We were all colorblind and I learned to take the sting of microaggressions in stride, to bury it under my positivity and optimistic disposition. My family history became stories of soldiers in the Civil War and farmers during the Great Depression, and my family tree for school projects were full of white Americans. My comfort foods were made with cheese and typically baked into a buttery casserole. My ethnic heritage subsisted on the bottom row of our family bookshelf where we kept a History of Korea anthology, and in a hanbok I put on for professional pictures every couple of years. It has taken me almost 35 years to fully accept myself as an Asian American and a person of color.

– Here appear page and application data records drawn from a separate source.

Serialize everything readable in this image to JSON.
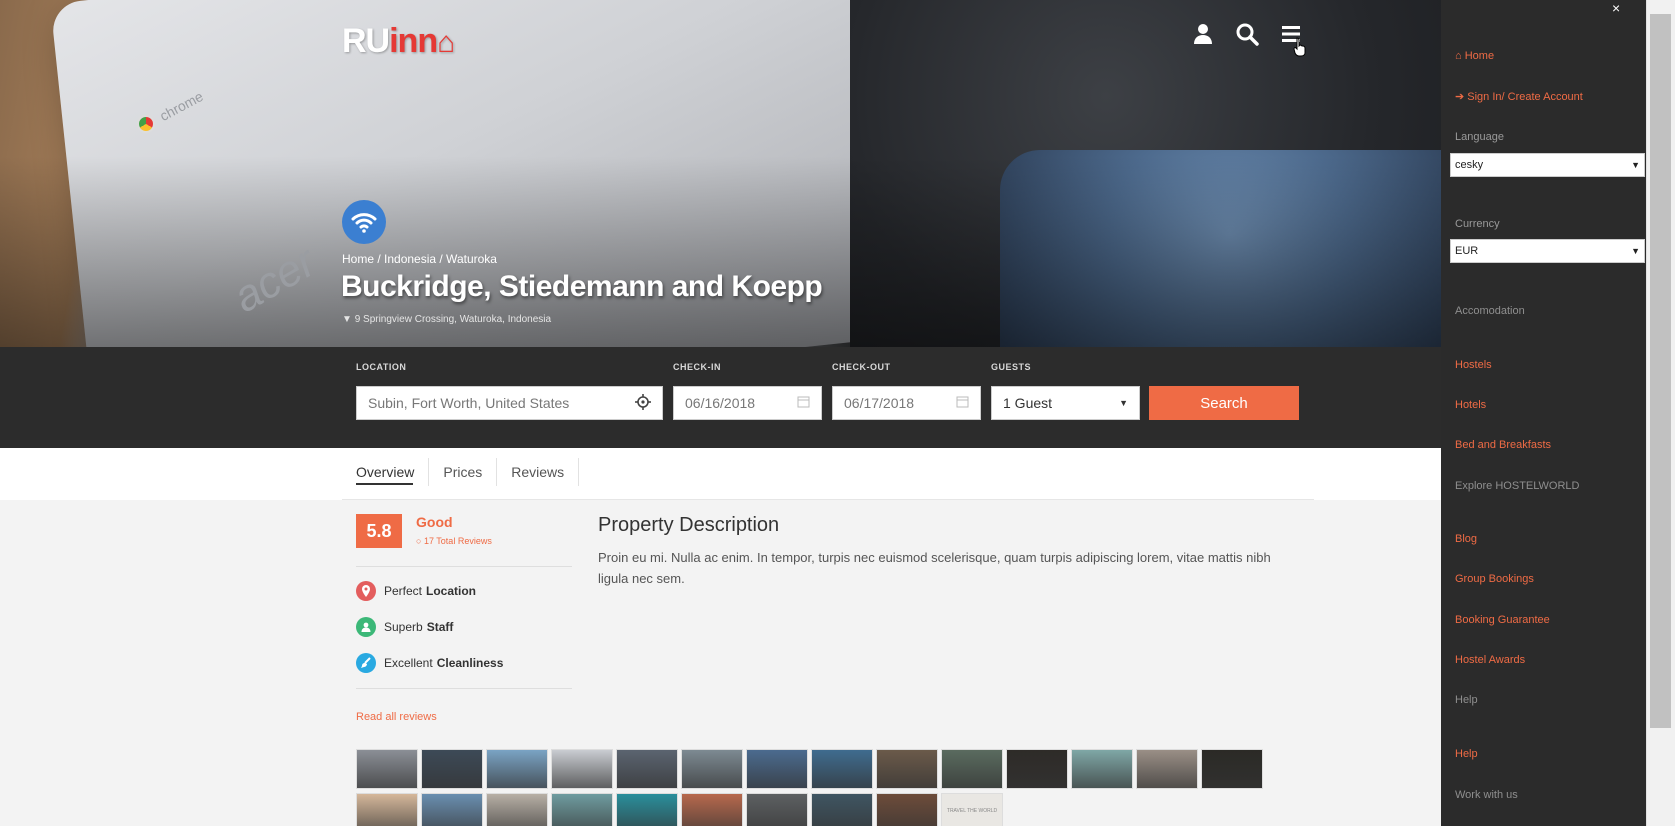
{
  "header": {
    "logo_ru": "RU",
    "logo_inn": "inn",
    "icons": [
      "user-icon",
      "search-icon",
      "menu-icon"
    ]
  },
  "hero": {
    "laptop_brand_1": "chrome",
    "laptop_brand_2": "acer",
    "breadcrumb": "Home / Indonesia / Waturoka",
    "title": "Buckridge, Stiedemann and Koepp",
    "address": "9 Springview Crossing, Waturoka, Indonesia"
  },
  "search": {
    "location_label": "LOCATION",
    "location_value": "Subin, Fort Worth, United States",
    "checkin_label": "CHECK-IN",
    "checkin_value": "06/16/2018",
    "checkout_label": "CHECK-OUT",
    "checkout_value": "06/17/2018",
    "guests_label": "GUESTS",
    "guests_value": "1 Guest",
    "button": "Search"
  },
  "tabs": [
    "Overview",
    "Prices",
    "Reviews"
  ],
  "rating": {
    "score": "5.8",
    "word": "Good",
    "reviews": "17 Total Reviews",
    "features": [
      {
        "adj": "Perfect",
        "topic": "Location",
        "color": "#e35d5d"
      },
      {
        "adj": "Superb",
        "topic": "Staff",
        "color": "#3cb878"
      },
      {
        "adj": "Excellent",
        "topic": "Cleanliness",
        "color": "#29a9e1"
      }
    ],
    "read_all": "Read all reviews"
  },
  "description": {
    "title": "Property Description",
    "text": "Proin eu mi. Nulla ac enim. In tempor, turpis nec euismod scelerisque, quam turpis adipiscing lorem, vitae mattis nibh ligula nec sem."
  },
  "gallery": {
    "colors": [
      "#8b8f96",
      "#3d4a57",
      "#7aa3c4",
      "#c9ccd1",
      "#5b6470",
      "#7d8a92",
      "#4b6b8f",
      "#3f6c8f",
      "#6b5a4a",
      "#5a6b5f",
      "#2e2b28",
      "#7fa7a6",
      "#9a8f86",
      "#2b2a26",
      "#d5b79a",
      "#6a8fb0",
      "#b7afa5",
      "#6f9ca0",
      "#2a8f9c",
      "#b7694d",
      "#5d6062",
      "#3f5562",
      "#6d4c3a",
      "#e9e7e3"
    ],
    "last_caption": "TRAVEL THE WORLD"
  },
  "side_menu": {
    "close": "×",
    "home": "Home",
    "signin": "Sign In/ Create Account",
    "language_label": "Language",
    "language_value": "cesky",
    "currency_label": "Currency",
    "currency_value": "EUR",
    "accommodation": "Accomodation",
    "hostels": "Hostels",
    "hotels": "Hotels",
    "bnb": "Bed and Breakfasts",
    "explore": "Explore HOSTELWORLD",
    "blog": "Blog",
    "group": "Group Bookings",
    "guarantee": "Booking Guarantee",
    "awards": "Hostel Awards",
    "help_grey": "Help",
    "help": "Help",
    "work": "Work with us"
  }
}
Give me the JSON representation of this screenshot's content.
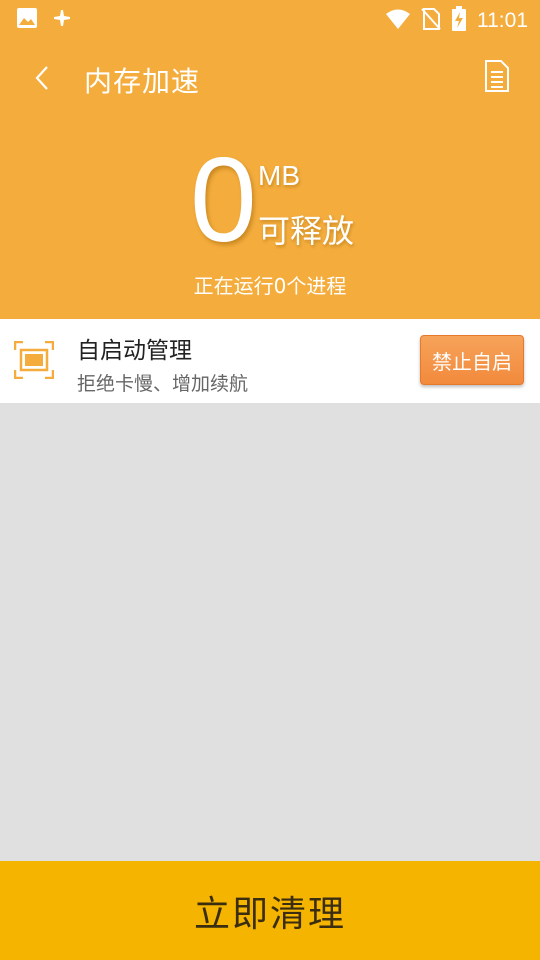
{
  "status_bar": {
    "time": "11:01",
    "icons": [
      "image-icon",
      "cleaner-icon",
      "wifi-icon",
      "no-sim-icon",
      "battery-charging-icon"
    ]
  },
  "header": {
    "title": "内存加速",
    "back_icon": "chevron-left-icon",
    "doc_icon": "document-icon",
    "freeable_amount": "0",
    "unit": "MB",
    "releasable_label": "可释放",
    "process_text": "正在运行0个进程"
  },
  "autostart": {
    "icon": "screen-frame-icon",
    "title": "自启动管理",
    "subtitle": "拒绝卡慢、增加续航",
    "button_label": "禁止自启"
  },
  "footer": {
    "clean_label": "立即清理"
  },
  "colors": {
    "header_bg": "#f4ad3d",
    "button_orange": "#f28a3c",
    "footer_bg": "#f4b400",
    "list_bg": "#e0e0e0"
  }
}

As I am blessed to be in community with more AAPIs as an adult, I have learned more about their experiences, their histories, and their traditions. I scrolled through my social media feed over the holidays and ran into several posts in which friends were home with their families, making dumplings, as was their tradition over the holidays, and realized I had never made a dumpling or any other Korean food. Ever. And instead of sitting in the joy that usually comes with the holidays, I was crying over dumplings, grieving and lamenting a loss I had never articulated.
…I was crying over dumplings,
grieving and lamenting a loss I had never articulated.
Friends have told me of their struggle, even as adults, to accept the Asian part of their Asian American identity – the struggle of the in-between-ness, the liminality of standing firmly in two cultures at once. I acknowledge their journeys and pain, and yet I bear my own, different struggle: my Asian heritage was never offered to me. I was denied agency in my own life as a child, and that led to the loss of my heritage and the loss of a crucial piece of my identity. I grieve those losses and I lament the systemic issues within adoption and their role in my lack of choice and agency. This is the space I occupied over the holidays and continue to wrestle with.
How do I reconcile the grief and anger I am experiencing around my adopted identity and my identity as God’s adopted child? How do I thrive within that narrative instead of running from it? How do I celebrate the gifts and joys my life as a Korean-American adoptee has given me while simultaneously recognizing the need to grieve for what I have lost, both knowingly and unknowingly? Occupying both of those spaces does not seem possible; being “both” of something seems unnavigable.
Isn’t duality the difficult gift we are offered to bear and steward?
But perhaps this is actually the most Asian American thing about me – to hold two distinct things in tandem, to fully inhabit two different, sometimes seemingly opposite spaces as a person with a reconciled identity. Isn’t this the quintessential Asian American experience? Isn’t duality the difficult gift we are offered to bear and steward?
For me right now, this looks like singing American Christmas hymns with gratitude and joy even while I am lamenting the loss of Korean traditions. It is the joy of watching my mom and dad grandparent my kids and the sadness of knowing there are grandparents my kids will likely never know. It is grieving the hard parts of my past and holding bright hope for the future of my Asian American daughters. It is teaching them how to use chopsticks, asking questions, being honest, going to therapy. It is questioning God about my lack of agency and trusting that my frame was not hidden from God in my mother’s womb. It is recognizing liminality as a burden to bear and a gift to be stewarded. And it’s learning to make dumplings.